Across the entries below, please work out how many lines contain the string "Texture" and give only the number.
========================
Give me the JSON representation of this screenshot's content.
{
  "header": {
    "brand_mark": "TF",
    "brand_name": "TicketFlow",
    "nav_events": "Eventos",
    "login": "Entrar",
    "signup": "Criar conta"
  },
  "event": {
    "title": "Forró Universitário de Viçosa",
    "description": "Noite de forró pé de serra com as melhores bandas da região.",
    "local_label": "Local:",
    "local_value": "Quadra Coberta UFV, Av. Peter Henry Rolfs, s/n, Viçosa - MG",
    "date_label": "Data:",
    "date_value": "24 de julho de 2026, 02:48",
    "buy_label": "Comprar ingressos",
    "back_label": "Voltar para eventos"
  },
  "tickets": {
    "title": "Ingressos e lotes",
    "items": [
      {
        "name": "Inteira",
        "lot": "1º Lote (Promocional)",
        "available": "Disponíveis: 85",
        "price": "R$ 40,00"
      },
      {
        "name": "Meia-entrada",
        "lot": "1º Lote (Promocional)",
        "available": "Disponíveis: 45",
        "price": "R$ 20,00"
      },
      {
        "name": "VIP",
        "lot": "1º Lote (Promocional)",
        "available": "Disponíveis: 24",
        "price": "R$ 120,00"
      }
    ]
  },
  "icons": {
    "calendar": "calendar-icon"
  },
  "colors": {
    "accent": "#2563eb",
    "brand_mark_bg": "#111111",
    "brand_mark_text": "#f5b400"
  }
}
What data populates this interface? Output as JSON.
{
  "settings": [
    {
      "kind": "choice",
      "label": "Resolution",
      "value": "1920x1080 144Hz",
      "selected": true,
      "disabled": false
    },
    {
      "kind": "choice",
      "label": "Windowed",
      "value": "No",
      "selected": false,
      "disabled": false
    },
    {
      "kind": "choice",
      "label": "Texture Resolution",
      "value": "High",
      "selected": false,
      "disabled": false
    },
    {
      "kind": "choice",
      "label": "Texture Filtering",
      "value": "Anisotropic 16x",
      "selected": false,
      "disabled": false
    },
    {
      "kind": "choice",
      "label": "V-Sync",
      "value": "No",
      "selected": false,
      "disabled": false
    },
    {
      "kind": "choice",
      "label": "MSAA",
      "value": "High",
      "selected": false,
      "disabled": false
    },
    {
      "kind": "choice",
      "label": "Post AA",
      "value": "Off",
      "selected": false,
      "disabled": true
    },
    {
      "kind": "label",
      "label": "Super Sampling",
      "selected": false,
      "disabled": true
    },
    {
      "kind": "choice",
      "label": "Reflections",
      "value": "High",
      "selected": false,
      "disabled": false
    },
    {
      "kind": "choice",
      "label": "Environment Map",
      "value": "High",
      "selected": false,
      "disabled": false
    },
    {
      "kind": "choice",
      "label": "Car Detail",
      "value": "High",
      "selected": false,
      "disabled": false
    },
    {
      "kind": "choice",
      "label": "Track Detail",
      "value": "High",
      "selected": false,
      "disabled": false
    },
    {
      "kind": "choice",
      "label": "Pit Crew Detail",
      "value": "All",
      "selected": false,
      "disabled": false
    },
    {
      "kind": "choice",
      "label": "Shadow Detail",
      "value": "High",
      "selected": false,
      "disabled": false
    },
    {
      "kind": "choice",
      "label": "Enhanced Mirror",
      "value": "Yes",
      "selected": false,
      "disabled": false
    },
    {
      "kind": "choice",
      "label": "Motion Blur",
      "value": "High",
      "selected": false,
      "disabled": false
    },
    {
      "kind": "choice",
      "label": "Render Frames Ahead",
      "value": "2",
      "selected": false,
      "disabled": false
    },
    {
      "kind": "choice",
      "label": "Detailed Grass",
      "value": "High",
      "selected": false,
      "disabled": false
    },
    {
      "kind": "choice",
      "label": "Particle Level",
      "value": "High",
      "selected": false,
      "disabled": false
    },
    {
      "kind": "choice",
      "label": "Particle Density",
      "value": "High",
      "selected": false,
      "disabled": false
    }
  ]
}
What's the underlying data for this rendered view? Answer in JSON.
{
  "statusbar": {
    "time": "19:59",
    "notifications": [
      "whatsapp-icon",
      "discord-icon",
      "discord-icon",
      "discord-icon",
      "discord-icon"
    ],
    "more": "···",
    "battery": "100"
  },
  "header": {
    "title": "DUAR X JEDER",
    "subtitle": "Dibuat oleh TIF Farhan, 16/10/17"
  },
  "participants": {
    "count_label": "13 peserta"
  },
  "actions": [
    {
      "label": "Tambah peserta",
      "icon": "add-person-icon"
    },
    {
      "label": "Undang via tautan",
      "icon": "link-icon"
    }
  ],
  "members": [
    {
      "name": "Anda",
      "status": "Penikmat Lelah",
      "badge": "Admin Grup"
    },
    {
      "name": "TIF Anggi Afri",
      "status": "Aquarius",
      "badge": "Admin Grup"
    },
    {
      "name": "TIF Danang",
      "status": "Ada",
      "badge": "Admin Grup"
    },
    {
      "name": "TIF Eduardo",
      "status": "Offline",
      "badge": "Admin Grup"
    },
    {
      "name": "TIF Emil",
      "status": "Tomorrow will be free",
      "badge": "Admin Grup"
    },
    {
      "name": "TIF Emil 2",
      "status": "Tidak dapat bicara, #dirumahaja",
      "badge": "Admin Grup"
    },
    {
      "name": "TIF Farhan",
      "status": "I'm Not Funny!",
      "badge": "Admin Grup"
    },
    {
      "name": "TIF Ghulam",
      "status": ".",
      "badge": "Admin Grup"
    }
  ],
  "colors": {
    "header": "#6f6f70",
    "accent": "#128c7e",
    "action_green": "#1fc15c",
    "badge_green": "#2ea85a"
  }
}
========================
-- ANSWER FOR THIS EXERCISE --
2